Reflecting on her experiences annotating via a project called Marginal Syllabus, Michelle King of the Western Pennsylvania Writing Project, writes:
… to annotate is to observe, remark, and/or note down. [It is] an act of love because of one’s commitment to stay in relationship with the creator and other readers and observers.
Social annotation is a form of digital dialogue. Through social annotation texts become discursive contexts. Digital resources, like Marginal Syllabus articles, are marked up to share information, enable collaboration, and produce new knowledge.
Read more from Michelle King via this infographic on Why Annotate?
The Marginal Syllabus leverages social annotation for justice-directed dialogue in literacy education.
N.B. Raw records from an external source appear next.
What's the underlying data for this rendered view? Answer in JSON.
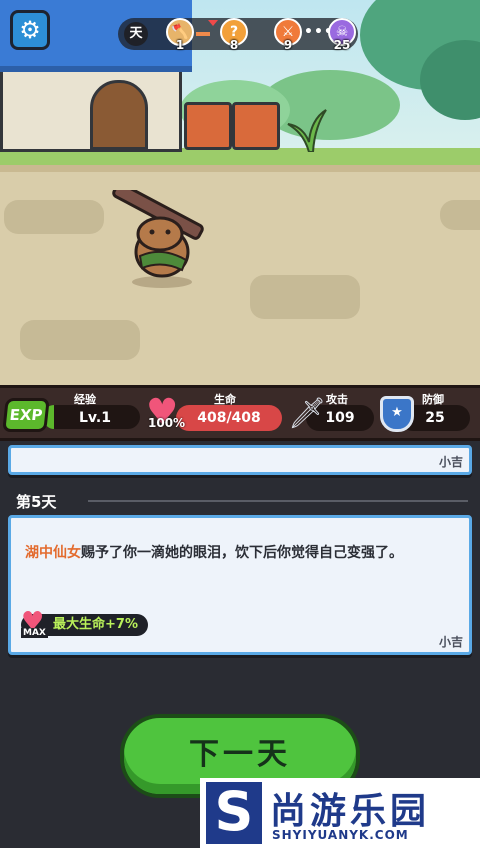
{
  "hud": {
    "settings_icon": "gear-icon",
    "day_label": "天",
    "stages": [
      {
        "icon": "axe-icon",
        "number": "1",
        "color": "#e7b46a"
      },
      {
        "icon": "question-icon",
        "number": "8",
        "color": "#f2a03a"
      },
      {
        "icon": "crossed-swords-icon",
        "number": "9",
        "color": "#f07a3a"
      },
      {
        "icon": "skull-icon",
        "number": "25",
        "color": "#9a6ae0"
      }
    ],
    "dots": "•••"
  },
  "stats": {
    "exp": {
      "badge": "EXP",
      "label": "经验",
      "value": "Lv.1"
    },
    "hp": {
      "label": "生命",
      "value": "408/408",
      "percent": "100%"
    },
    "attack": {
      "label": "攻击",
      "value": "109"
    },
    "defense": {
      "label": "防御",
      "value": "25"
    }
  },
  "log": {
    "prev_card_sign": "小吉",
    "day_heading": "第5天",
    "event": {
      "name": "湖中仙女",
      "text": "赐予了你一滴她的眼泪，饮下后你觉得自己变强了。",
      "reward_label": "MAX",
      "reward_text": "最大生命+7%",
      "sign": "小吉"
    }
  },
  "actions": {
    "next_day": "下一天"
  },
  "watermark": {
    "logo": "S",
    "title": "尚游乐园",
    "url": "SHYIYUANYK.COM"
  }
}
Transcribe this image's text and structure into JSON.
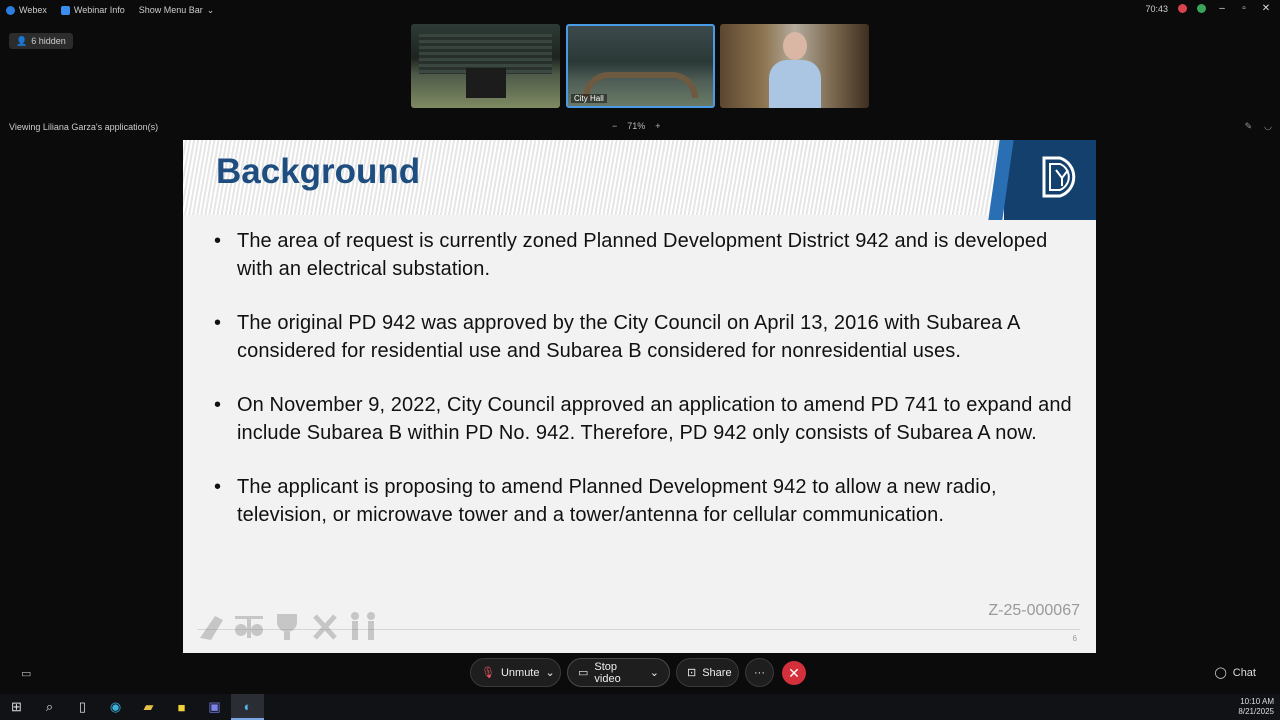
{
  "titlebar": {
    "app": "Webex",
    "webinar_info": "Webinar Info",
    "show_menu_bar": "Show Menu Bar",
    "timer": "70:43"
  },
  "participants": {
    "hidden_label": "6 hidden",
    "thumbs": [
      {
        "label": ""
      },
      {
        "label": "City Hall"
      },
      {
        "label": ""
      }
    ]
  },
  "share": {
    "viewing": "Viewing Liliana Garza's application(s)",
    "zoom_minus": "−",
    "zoom_level": "71%",
    "zoom_plus": "+"
  },
  "slide": {
    "title": "Background",
    "bullets": [
      "The area of request is currently zoned Planned Development District 942 and is developed with an electrical substation.",
      "The original PD 942 was approved by the City Council on April 13, 2016 with Subarea A considered for residential use and Subarea B considered for nonresidential uses.",
      "On November 9, 2022, City Council approved an application to amend PD 741 to expand and include Subarea B within PD No. 942. Therefore, PD  942 only consists of Subarea A now.",
      "The applicant is proposing to amend Planned Development 942 to allow a new radio, television, or microwave tower and a tower/antenna for cellular communication."
    ],
    "case_number": "Z-25-000067",
    "page_number": "6"
  },
  "controls": {
    "unmute": "Unmute",
    "stop_video": "Stop video",
    "share": "Share",
    "more": "···",
    "end": "✕",
    "chat": "Chat"
  },
  "taskbar": {
    "time": "10:10 AM",
    "date": "8/21/2025"
  },
  "colors": {
    "slide_title": "#1e4d80",
    "logo_bg": "#14406e",
    "end_button": "#d3303c"
  }
}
By facilitating group reading and social annotation, the Marginal Syllabus provides public and beneficial opportunities for educators’ literacy learning as “annotation can function as both a literary device and means of social inquiry for educators writing to advance their equity-oriented professional learning” (Kalir, Remi. “Annotation is first draft thinking: Educators’ Marginal Notes as Brave Writing,” English Journal, 2020).